During those times all other traffic has to use the alternate routes. The reason for the added congestion on roads like the Ruta 27 and La Valencia and Santo Domingo in Heredia.
For example, the La Nacion reports that last Friday, at 7:50am, passengers travelled from downtown Alajuela to downtown San Jose on a direct bus in about 40 minutes. Prior to January 23, the trip averaged 25 minutes.
However, the same trip by car last Friday, took more than an hour.
Jonathan Agüero and Luis Zamora, working at the Programa de Investigación en Desarrollo Urbano Sostenible (Produs), de la Universidad de Costa Rica (UCR) – Rresearch Program in Sustainable Urban Development (Produs), University of Costa Rica – had this to say:
“It is shown that when priority is given to public transport with exclusive lanes, travel times become attractive and users switched to public transport (…).”
In addition, the researches say that when drivers notice a police presence, traffic congestion is reduced.

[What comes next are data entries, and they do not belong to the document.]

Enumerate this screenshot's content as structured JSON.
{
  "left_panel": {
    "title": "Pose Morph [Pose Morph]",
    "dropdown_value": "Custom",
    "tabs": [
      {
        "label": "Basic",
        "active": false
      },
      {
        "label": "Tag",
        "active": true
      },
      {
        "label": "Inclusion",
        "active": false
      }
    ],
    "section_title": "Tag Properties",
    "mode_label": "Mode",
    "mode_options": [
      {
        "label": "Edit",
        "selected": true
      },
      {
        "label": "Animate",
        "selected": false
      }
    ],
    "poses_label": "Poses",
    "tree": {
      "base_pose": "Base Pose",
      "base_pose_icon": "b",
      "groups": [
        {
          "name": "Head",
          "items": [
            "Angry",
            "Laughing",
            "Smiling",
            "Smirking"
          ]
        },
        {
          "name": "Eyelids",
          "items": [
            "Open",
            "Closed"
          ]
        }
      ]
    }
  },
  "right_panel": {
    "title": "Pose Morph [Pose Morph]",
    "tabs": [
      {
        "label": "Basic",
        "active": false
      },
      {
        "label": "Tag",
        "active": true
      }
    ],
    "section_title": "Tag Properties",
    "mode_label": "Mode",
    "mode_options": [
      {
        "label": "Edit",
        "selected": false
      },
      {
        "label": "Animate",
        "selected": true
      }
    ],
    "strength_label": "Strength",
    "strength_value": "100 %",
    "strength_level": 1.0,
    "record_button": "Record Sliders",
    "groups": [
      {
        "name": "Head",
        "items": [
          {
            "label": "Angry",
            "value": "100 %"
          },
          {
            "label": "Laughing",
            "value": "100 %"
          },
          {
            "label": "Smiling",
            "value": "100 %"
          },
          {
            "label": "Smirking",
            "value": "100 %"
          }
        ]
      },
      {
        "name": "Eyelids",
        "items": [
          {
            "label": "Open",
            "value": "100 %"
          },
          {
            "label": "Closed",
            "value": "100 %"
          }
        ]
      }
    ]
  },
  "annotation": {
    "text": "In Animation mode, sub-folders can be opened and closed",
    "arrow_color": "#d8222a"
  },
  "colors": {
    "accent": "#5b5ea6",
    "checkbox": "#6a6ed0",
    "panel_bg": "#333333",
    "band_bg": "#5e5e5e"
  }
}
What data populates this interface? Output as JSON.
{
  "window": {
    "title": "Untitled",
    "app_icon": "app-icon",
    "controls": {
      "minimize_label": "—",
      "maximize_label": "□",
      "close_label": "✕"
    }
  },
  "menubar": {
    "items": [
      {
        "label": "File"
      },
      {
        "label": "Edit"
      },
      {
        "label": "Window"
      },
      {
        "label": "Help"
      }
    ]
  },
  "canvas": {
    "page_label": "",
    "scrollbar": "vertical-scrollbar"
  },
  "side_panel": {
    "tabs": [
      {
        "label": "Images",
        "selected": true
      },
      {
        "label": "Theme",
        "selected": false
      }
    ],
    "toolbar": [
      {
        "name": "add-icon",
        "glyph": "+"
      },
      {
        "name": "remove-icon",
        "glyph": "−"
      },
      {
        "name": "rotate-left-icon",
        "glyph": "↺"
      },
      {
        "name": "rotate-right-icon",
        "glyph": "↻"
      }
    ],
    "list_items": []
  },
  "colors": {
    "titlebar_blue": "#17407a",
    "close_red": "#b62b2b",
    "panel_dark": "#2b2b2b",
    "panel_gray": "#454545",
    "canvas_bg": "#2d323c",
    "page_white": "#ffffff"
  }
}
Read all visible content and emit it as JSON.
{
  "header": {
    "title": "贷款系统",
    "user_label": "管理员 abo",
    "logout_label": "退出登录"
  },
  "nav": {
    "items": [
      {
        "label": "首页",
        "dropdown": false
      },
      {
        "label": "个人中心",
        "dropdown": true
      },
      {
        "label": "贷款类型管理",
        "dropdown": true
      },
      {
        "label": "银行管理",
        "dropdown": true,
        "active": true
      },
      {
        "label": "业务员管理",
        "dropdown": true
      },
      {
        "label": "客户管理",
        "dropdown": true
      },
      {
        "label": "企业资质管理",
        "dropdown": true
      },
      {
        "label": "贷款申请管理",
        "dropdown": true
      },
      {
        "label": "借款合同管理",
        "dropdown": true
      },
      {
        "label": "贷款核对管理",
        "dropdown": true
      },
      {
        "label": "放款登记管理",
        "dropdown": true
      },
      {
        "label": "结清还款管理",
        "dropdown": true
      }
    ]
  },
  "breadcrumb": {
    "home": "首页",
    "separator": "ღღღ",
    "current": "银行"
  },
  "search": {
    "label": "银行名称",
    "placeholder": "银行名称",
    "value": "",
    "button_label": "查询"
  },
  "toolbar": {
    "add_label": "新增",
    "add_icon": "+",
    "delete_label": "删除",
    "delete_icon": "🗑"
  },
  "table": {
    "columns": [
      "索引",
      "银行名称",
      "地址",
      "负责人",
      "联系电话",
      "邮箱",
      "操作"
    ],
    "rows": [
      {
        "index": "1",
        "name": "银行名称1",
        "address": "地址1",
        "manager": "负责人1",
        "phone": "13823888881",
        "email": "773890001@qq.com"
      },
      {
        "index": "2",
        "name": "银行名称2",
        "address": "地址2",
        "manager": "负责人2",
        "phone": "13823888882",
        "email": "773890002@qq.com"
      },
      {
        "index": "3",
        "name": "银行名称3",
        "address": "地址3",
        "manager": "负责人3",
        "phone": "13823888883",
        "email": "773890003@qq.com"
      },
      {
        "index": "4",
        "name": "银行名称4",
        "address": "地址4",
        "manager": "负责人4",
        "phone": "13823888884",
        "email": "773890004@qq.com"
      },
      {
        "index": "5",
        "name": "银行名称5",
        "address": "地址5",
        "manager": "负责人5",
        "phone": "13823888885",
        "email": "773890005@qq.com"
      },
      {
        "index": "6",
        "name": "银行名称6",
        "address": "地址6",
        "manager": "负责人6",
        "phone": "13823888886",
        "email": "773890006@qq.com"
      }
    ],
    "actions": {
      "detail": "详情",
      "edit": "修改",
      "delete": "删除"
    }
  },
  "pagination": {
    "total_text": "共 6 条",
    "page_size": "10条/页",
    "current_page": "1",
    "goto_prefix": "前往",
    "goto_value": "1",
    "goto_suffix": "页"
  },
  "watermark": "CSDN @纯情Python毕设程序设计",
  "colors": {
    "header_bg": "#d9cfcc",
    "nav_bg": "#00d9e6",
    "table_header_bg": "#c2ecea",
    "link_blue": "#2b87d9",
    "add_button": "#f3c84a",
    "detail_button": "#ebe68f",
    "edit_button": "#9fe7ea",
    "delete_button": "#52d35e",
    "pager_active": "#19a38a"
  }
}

“It is being confirmed on the Alajuela – San José route, on the Santo Domingo and the radial to Heredia, all types of transportation benefit (…) when (traffic) officials are not there (…),” said the academics.
Happy as a camper is Mario Calderon, the director of the Policia de Transito (traffic police), who has shown satisfaction with the dynamics of traffic with the adoption of exclusive times.
The police chief and his officials are the frontline for criticism by drivers stuck in nightmarish congestion all around the north, south and west side of the Greater Metropolitan Area (GAM)
“In both directions of Alajuela – San Jose, the buses take less than an hour to arrive. The plan is working for public transportation; thus, the indication for the officers is to give them priority,” said Calderón.
Neftali Cubillo, manager at Tuasa, one of two bus operators service the Alajuela – San Jose corridor says however, there has not been a considerable increase in the number of passengers on this route, which sees on average 40,000 passengers daily.
Another option for people to leave their cars at home is the urban train.
Coincidentally the Instituto Costarricense de Ferrocarriles (Incofer) – railway – began the Alajuela – Heredia – San Jose train service (prior to January 23 the train only reached Rio Segundo), carrying some 9,500 people daily.
The original partial closure of the ‘Platina” bridge was to be to then end of February and maybe the first days of March. But, given that the public transport has been embraced by more than expected, we can expect transport officials to extned the closure to middle of March or even beyond.